If “New Year, New You” is your January slogan, you may be drawn to detox diets and cleanses that promise big results fast. Some tell you to drink nothing but juice for a week, while others suggest a concoction of water, lemon juice, cayenne pepper, and maple syrup for 10 days.
The supposed payoff? More energy, a slim waistline, or a wellness boost. In the spirit of keeping everyone healthy and safe, we asked experts to debunk the biggest detox myths out there. Take the quiz below to see if everything you think you know about detox diets is actually true.
True or false: A detox diet will jump start your weight loss

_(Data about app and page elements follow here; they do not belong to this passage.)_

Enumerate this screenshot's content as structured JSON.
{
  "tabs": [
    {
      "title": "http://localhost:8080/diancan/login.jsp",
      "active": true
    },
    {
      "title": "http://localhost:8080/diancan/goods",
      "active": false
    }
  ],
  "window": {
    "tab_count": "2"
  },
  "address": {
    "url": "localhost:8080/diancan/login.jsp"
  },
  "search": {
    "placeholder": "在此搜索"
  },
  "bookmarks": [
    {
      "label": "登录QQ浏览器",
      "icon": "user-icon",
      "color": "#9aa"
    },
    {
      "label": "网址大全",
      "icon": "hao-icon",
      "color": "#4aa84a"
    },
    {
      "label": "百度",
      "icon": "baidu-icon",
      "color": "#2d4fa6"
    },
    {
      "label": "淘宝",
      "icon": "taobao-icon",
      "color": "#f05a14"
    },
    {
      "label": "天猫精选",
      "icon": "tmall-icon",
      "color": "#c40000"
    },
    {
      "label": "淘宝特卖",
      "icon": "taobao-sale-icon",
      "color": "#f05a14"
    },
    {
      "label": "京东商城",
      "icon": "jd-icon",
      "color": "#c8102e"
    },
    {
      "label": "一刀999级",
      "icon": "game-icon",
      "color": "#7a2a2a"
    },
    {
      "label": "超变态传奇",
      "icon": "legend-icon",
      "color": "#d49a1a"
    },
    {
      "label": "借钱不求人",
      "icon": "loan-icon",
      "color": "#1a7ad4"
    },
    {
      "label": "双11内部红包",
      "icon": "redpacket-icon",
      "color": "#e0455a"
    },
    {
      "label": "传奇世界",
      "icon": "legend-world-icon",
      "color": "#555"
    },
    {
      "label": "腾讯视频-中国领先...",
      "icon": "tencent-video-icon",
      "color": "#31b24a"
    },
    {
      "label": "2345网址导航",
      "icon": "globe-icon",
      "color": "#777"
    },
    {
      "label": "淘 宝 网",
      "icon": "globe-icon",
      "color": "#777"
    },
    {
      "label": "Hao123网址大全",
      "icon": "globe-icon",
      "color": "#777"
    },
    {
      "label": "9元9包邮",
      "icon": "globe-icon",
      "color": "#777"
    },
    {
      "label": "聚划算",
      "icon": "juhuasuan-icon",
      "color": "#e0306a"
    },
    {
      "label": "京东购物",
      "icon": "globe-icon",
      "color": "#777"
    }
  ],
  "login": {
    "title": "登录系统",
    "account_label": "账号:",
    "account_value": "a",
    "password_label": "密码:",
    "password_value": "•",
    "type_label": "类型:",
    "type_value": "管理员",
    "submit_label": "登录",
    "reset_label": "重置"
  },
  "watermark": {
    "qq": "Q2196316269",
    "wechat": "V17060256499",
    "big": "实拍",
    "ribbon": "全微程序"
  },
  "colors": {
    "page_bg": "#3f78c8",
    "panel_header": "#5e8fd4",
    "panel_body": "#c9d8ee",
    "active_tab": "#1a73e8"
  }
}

The scale may say so, but it’s not the type of weight you’re trying to lose. Here’s what we mean: If your norm is burgers and pasta, then an all-liquid diet of juices or smoothies will help you drop a few kilos, but it’ll be mostly water weight, which is shed naturally when you cut out processed foods and carbs, says endocrinologist Rekha Kumar. You want to lose fat, not water. Plus, a super- restrictive diet is hard to maintain, so your weight will likely creep back up. And yo-yo dieting can send your body into a tailspin— research shows that it may slow metabolism and up your risk of heart attack and stroke.
True or false: Fruit and veggie juices aren't nutritious
Quite the opposite: The process of juicing removes many of the nutrients in fruit, particularly fibre, and leaves behind fructose, a type of sugar—so you’re essentially sipping sugar-laden water. All that fructose can increase levels of triglycerides (fat particles) in your blood, which may up your risk of heart disease, says Dr Kumar. And if you consume solely liquefied fruits and vegetables, you miss out on the fibre, protein, vitamins, and minerals other healthy foods provide. Bottom line: Eat fruits and veggies and other whole foods, and skip the $9 juice. . . .
True of false: Detoxing reverses holiday over indulgence
Quick fixes that sound too good to be true usually are. No juice blend or shake will help you rebound from too many cocktails or cookies, nor will it get your gut, kidney, or liver function back on track. “People may believe detox diets can flush impurities from our bodies, but the body relies on the liver, lungs, kidneys, skin, and digestive system to remove toxins and wastes,” says dietitian Molly Gee. If you’re in good health, this natural detox system will work just fine.
True of false: Detoxing will help boost your energy
You may think that light-headed feeling you get three days into a juice cleanse means it’s working, but in reality, restrictive cleanses can leave you feeling worse than you did before. Depriving your body of the calories and nutrients it needs to function can trigger energy loss, dizziness, moodiness, and serious complications like electrolyte and blood sugar imbalances, says Gee. What’s more, when the body doesn’t have its normal capabilities, “it’s psychologically taxing,” says Dr Kumar. “People may feel defeated, which can lead to binging or going back to other bad eating habits.”
True of false: Detox diets may help you manage certain chronic conditions, like diabetes.
If you hear of a plan that claims to eliminate chronic pain, erase an autoimmune disorder, or cause high blood pressure to zoom down, don’t believe the hype. “I’ve had diabetic patients follow a juice diet that resulted in uncontrolled blood sugar spikes,” warns Gee. “This is dangerous.” Detox diets are a bad idea for even the healthiest people, so those with a chronic condition should definitely steer clear, as they can interfere with medications and may cause dehydration, vitamin and mineral deficiencies, or muscle loss.